Your goal:
Give back all of the records exactly.

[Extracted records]
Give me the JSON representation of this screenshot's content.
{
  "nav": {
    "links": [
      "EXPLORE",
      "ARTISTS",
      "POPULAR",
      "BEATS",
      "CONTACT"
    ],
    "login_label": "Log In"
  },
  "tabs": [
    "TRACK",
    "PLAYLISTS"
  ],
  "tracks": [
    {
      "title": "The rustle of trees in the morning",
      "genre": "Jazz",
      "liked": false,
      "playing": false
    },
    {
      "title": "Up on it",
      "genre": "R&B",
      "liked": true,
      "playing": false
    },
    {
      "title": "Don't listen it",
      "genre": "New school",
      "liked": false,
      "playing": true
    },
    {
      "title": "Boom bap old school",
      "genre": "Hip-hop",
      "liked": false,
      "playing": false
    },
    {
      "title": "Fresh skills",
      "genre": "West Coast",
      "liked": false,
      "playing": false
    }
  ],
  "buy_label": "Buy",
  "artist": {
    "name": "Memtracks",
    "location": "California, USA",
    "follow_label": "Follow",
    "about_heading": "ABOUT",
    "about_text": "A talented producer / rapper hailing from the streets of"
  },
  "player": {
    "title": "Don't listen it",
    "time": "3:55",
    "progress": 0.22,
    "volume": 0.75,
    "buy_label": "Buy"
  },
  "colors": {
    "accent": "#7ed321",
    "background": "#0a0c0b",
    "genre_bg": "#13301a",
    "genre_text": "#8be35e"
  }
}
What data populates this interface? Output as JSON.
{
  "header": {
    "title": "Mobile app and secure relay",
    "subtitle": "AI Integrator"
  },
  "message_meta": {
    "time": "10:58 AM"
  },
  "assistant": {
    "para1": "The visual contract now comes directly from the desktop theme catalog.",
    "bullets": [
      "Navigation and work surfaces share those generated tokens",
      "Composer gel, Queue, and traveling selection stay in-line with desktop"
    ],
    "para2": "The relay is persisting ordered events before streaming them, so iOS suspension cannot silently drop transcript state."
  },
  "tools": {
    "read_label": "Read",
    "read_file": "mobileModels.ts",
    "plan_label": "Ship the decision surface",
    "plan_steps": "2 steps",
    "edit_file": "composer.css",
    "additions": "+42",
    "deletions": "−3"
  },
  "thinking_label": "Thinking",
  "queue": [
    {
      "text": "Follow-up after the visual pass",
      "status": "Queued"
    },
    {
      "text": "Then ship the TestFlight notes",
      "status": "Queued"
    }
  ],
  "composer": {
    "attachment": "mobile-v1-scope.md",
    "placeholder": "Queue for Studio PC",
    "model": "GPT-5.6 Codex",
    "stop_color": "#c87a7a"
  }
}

Output for this exercise:
Give me the JSON representation of this screenshot's content.
{
  "nav": {
    "links": [
      "EXPLORE",
      "ARTISTS",
      "POPULAR",
      "BEATS",
      "CONTACT"
    ],
    "login_label": "Log In"
  },
  "tabs": [
    "TRACK",
    "PLAYLISTS"
  ],
  "tracks": [
    {
      "title": "The rustle of trees in the morning",
      "genre": "Jazz",
      "liked": false,
      "playing": false
    },
    {
      "title": "Up on it",
      "genre": "R&B",
      "liked": true,
      "playing": false
    },
    {
      "title": "Don't listen it",
      "genre": "New school",
      "liked": false,
      "playing": true
    },
    {
      "title": "Boom bap old school",
      "genre": "Hip-hop",
      "liked": false,
      "playing": false
    },
    {
      "title": "Fresh skills",
      "genre": "West Coast",
      "liked": false,
      "playing": false
    }
  ],
  "buy_label": "Buy",
  "artist": {
    "name": "Memtracks",
    "location": "California, USA",
    "follow_label": "Follow",
    "about_heading": "ABOUT",
    "about_text": "A talented producer / rapper hailing from the streets of"
  },
  "player": {
    "title": "Don't listen it",
    "time": "3:55",
    "progress": 0.22,
    "volume": 0.75,
    "buy_label": "Buy"
  },
  "colors": {
    "accent": "#7ed321",
    "background": "#0a0c0b",
    "genre_bg": "#13301a",
    "genre_text": "#8be35e"
  }
}
What data populates this interface? Output as JSON.
{
  "header": {
    "title": "Mobile app and secure relay",
    "subtitle": "AI Integrator"
  },
  "message_meta": {
    "time": "10:58 AM"
  },
  "assistant": {
    "para1": "The visual contract now comes directly from the desktop theme catalog.",
    "bullets": [
      "Navigation and work surfaces share those generated tokens",
      "Composer gel, Queue, and traveling selection stay in-line with desktop"
    ],
    "para2": "The relay is persisting ordered events before streaming them, so iOS suspension cannot silently drop transcript state."
  },
  "tools": {
    "read_label": "Read",
    "read_file": "mobileModels.ts",
    "plan_label": "Ship the decision surface",
    "plan_steps": "2 steps",
    "edit_file": "composer.css",
    "additions": "+42",
    "deletions": "−3"
  },
  "thinking_label": "Thinking",
  "queue": [
    {
      "text": "Follow-up after the visual pass",
      "status": "Queued"
    },
    {
      "text": "Then ship the TestFlight notes",
      "status": "Queued"
    }
  ],
  "composer": {
    "attachment": "mobile-v1-scope.md",
    "placeholder": "Queue for Studio PC",
    "model": "GPT-5.6 Codex",
    "stop_color": "#c87a7a"
  }
}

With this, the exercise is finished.